MVP Sustainability Map
GDP Per Capita
Rod Waddington; License CC BY-SA 2.0; Image https://commons.wikimedia.org/wiki/File:Habitat_Destruction%2C_Uganda_%2821429887344%29.jpg via Wikimedia Commons.
Adam Jones, Ph.D.; License CC BY-SA 3.0; Image https://commons.wikimedia.org/wiki/File:Woman_with_Child_-_Kisoro_-_Southwestern_Uganda.jpg via Wikimedia Commons.
Uganda has roughly twice as many people than can be sustained based on its renewable resource availability.
A policy paper on Uganda out of The School of Economics and Commercial Law, Goteborg University, reported over 90% of the population directly or indirectly depends on the products and services from agriculture, fisheries, forests, wetlands etc.

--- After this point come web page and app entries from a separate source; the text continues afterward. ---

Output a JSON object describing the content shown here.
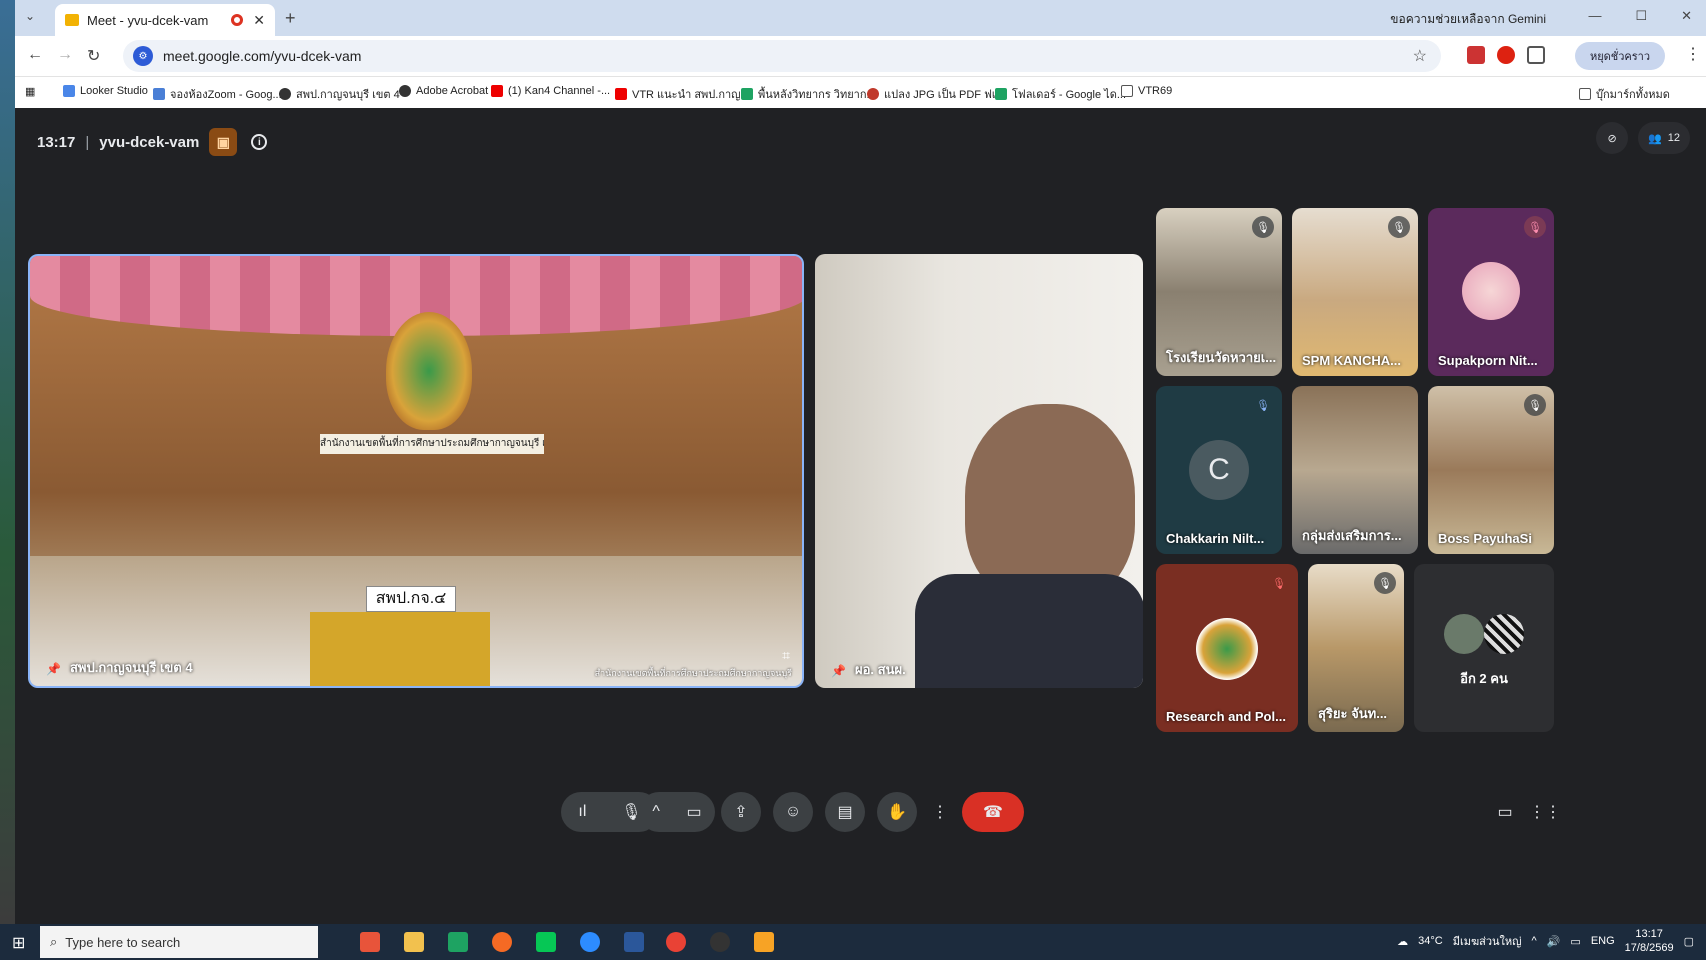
{
  "browser": {
    "tab_title": "Meet - yvu-dcek-vam",
    "close_glyph": "✕",
    "new_tab_glyph": "+",
    "gemini_label": "ขอความช่วยเหลือจาก Gemini",
    "url": "meet.google.com/yvu-dcek-vam",
    "profile_label": "หยุดชั่วคราว",
    "bookmarks": [
      "Looker Studio",
      "จองห้องZoom - Goog...",
      "สพป.กาญจนบุรี เขต 4",
      "Adobe Acrobat",
      "(1) Kan4 Channel -...",
      "VTR แนะนำ สพป.กาญ...",
      "พื้นหลังวิทยากร วิทยาก...",
      "แปลง JPG เป็น PDF ฟเ...",
      "โฟลเดอร์ - Google ได...",
      "VTR69"
    ],
    "all_bookmarks": "บุ๊กมาร์กทั้งหมด"
  },
  "meeting": {
    "time": "13:17",
    "separator": "|",
    "code": "yvu-dcek-vam",
    "participants_count": "12",
    "main_tile_name": "สพป.กาญจนบุรี เขต 4",
    "main_banner": "สำนักงานเขตพื้นที่การศึกษาประถมศึกษากาญจนบุรี เขต ๔",
    "main_placard": "สพป.กจ.๔",
    "main_watermark": "สำนักงานเขตพื้นที่การศึกษาประถมศึกษากาญจนบุรี",
    "second_tile_name": "ผอ. สนผ.",
    "tiles": [
      {
        "name": "โรงเรียนวัดหวายเ...",
        "muted": true
      },
      {
        "name": "SPM KANCHA...",
        "muted": true
      },
      {
        "name": "Supakporn Nit...",
        "muted": true
      },
      {
        "name": "Chakkarin Nilt...",
        "initial": "C",
        "muted": true
      },
      {
        "name": "กลุ่มส่งเสริมการ...",
        "muted": false
      },
      {
        "name": "Boss PayuhaSi",
        "muted": true
      },
      {
        "name": "Research and Pol...",
        "muted": true
      },
      {
        "name": "สุริยะ จันท...",
        "muted": true
      }
    ],
    "more_label": "อีก 2 คน"
  },
  "taskbar": {
    "search_placeholder": "Type here to search",
    "weather": "34°C",
    "weather_desc": "มีเมฆส่วนใหญ่",
    "lang": "ENG",
    "clock_time": "13:17",
    "clock_date": "17/8/2569"
  },
  "colors": {
    "accent": "#1a73e8",
    "end_call": "#d93025",
    "meet_bg": "#202124"
  }
}
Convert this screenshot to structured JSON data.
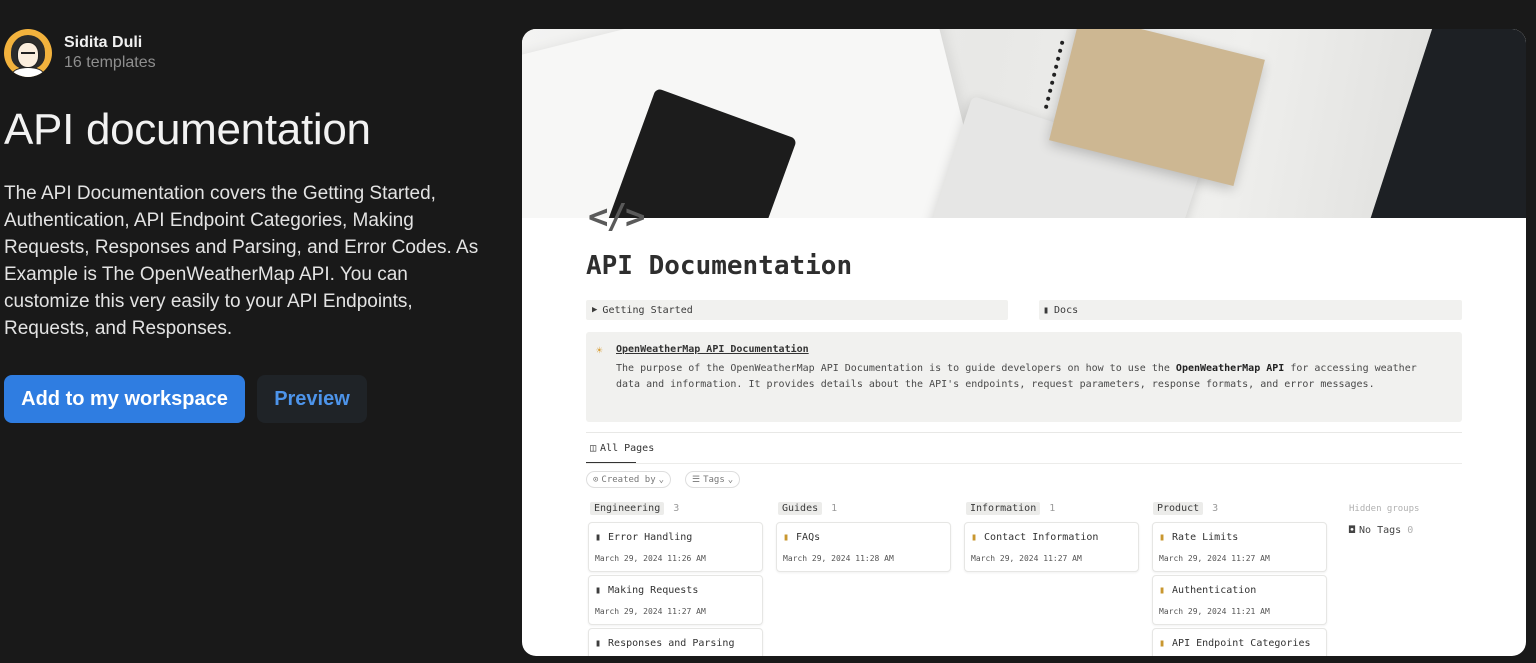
{
  "author": {
    "name": "Sidita Duli",
    "templates": "16 templates"
  },
  "template": {
    "title": "API documentation",
    "description": "The API Documentation covers the Getting Started, Authentication, API Endpoint Categories, Making Requests, Responses and Parsing, and Error Codes. As Example is The OpenWeatherMap API. You can customize this very easily to your API Endpoints, Requests, and Responses.",
    "add_button": "Add to my workspace",
    "preview_button": "Preview"
  },
  "preview": {
    "page_icon": "</>",
    "doc_title": "API Documentation",
    "toggle_getting_started": "Getting Started",
    "toggle_docs": "Docs",
    "callout": {
      "icon": "sun-cloud-icon",
      "title": "OpenWeatherMap API Documentation",
      "text_before": "The purpose of the OpenWeatherMap API Documentation is to guide developers on how to use the ",
      "text_bold": "OpenWeatherMap API",
      "text_after": " for accessing weather data and information. It provides details about the API's endpoints, request parameters, response formats, and error messages."
    },
    "view_tab": "All Pages",
    "filters": {
      "created_by": "Created by",
      "tags": "Tags"
    },
    "hidden_groups_label": "Hidden groups",
    "no_tags": {
      "label": "No Tags",
      "count": "0"
    },
    "groups": [
      {
        "name": "Engineering",
        "count": "3",
        "cards": [
          {
            "title": "Error Handling",
            "date": "March 29, 2024 11:26 AM"
          },
          {
            "title": "Making Requests",
            "date": "March 29, 2024 11:27 AM"
          },
          {
            "title": "Responses and Parsing",
            "date": ""
          }
        ]
      },
      {
        "name": "Guides",
        "count": "1",
        "cards": [
          {
            "title": "FAQs",
            "date": "March 29, 2024 11:28 AM"
          }
        ]
      },
      {
        "name": "Information",
        "count": "1",
        "cards": [
          {
            "title": "Contact Information",
            "date": "March 29, 2024 11:27 AM"
          }
        ]
      },
      {
        "name": "Product",
        "count": "3",
        "cards": [
          {
            "title": "Rate Limits",
            "date": "March 29, 2024 11:27 AM"
          },
          {
            "title": "Authentication",
            "date": "March 29, 2024 11:21 AM"
          },
          {
            "title": "API Endpoint Categories",
            "date": ""
          }
        ]
      }
    ]
  },
  "colors": {
    "background": "#191919",
    "primary_button": "#2f7de1",
    "preview_button_text": "#4d94ea"
  }
}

Natural resources account for 85 % of export earnings and more than 80% of the workforce is active in agriculture. The country is subject to several environment-related worrying trends which put economic, environmental and social development at risk. These include soil degradation, deforestation, drainage of wetlands, loss of biodiversity, pollution and unsanitary conditions. (1)

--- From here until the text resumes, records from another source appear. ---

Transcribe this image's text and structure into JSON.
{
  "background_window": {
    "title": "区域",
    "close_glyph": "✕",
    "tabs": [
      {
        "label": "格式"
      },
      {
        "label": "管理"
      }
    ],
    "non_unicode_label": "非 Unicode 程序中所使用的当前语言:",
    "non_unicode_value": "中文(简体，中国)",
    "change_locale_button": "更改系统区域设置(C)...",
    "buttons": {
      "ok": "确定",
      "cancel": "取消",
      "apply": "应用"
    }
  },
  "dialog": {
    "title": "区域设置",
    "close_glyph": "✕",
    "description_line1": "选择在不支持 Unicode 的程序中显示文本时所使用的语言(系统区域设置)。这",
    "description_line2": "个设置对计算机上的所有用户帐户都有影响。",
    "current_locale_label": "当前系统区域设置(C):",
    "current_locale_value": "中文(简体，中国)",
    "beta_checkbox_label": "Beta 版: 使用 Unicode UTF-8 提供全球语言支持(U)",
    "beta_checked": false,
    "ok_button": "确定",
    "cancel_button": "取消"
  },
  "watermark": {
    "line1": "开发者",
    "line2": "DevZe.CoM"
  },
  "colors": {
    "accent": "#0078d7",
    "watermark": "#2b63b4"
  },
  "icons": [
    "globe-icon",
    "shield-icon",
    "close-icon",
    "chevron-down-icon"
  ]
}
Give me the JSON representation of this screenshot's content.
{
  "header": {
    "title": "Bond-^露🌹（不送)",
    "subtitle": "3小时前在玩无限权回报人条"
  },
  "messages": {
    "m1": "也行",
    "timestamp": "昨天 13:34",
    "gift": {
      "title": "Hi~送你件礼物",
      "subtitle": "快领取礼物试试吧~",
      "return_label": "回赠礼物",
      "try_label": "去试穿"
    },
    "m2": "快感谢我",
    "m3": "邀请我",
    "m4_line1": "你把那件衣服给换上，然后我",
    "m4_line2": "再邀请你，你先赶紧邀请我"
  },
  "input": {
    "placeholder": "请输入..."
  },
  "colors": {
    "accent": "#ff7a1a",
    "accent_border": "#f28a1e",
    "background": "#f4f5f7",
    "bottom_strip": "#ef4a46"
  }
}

The country has a high total fertility rate averaging over 5 children per woman but down from 7 children two decades ago. The Guardian reported ignorance and a lack of access to contraceptives to millions of women as a cause of environmental degradation. (2)

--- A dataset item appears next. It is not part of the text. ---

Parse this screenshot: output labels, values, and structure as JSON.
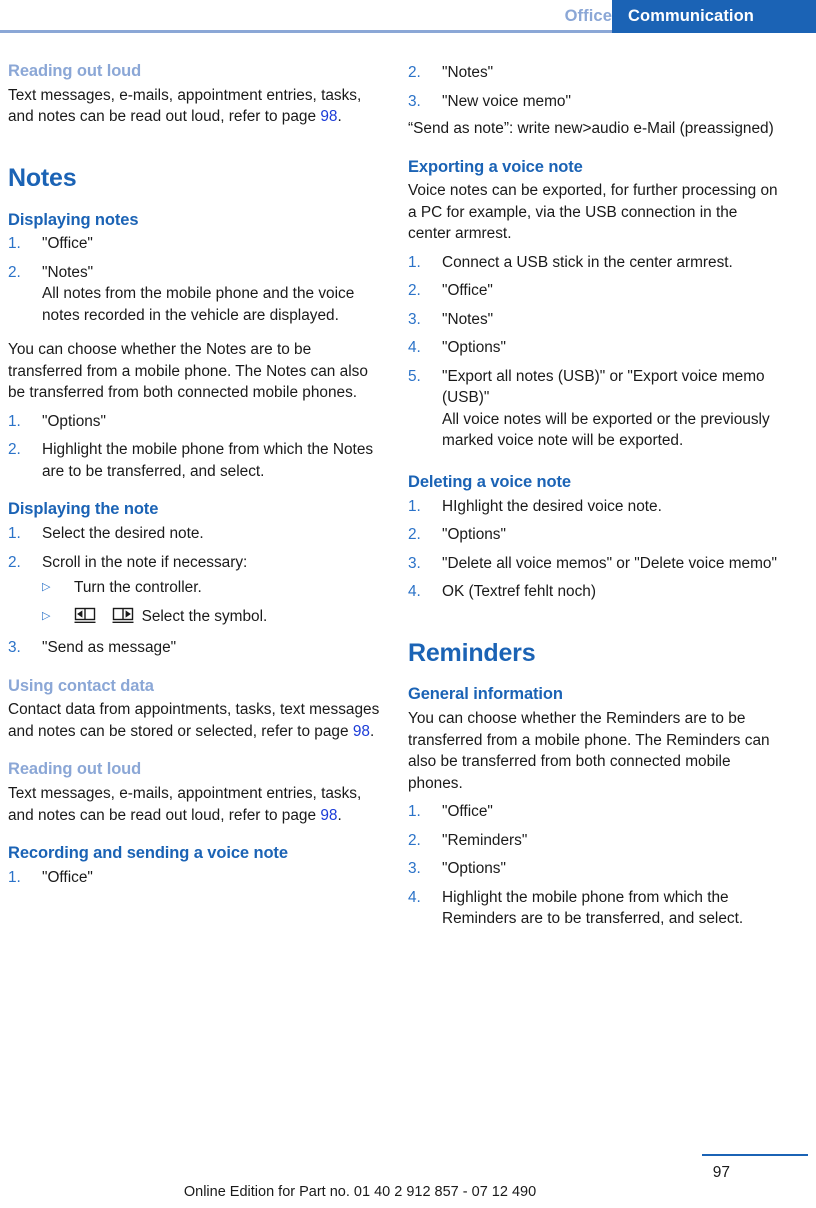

Uganda has also been very welcoming of refugees. Migrationpolicy.org in 2018 reported more than 1 million of the country’s estimated 1.5 million refugees have arrived within the past two years, mostly from the civil war in South Sudan and ethnic conflict in the Democratic Republic of Congo. With few resources to offer to so many displaced people, Uganda represents a case study for generous refugee-hosting policies in otherwise challenging social and economic conditions. These twin forces of acting as a humanitarian refuge and high fertility rates will also intensify the challenging environmental sustainability conditions the country faces.(3)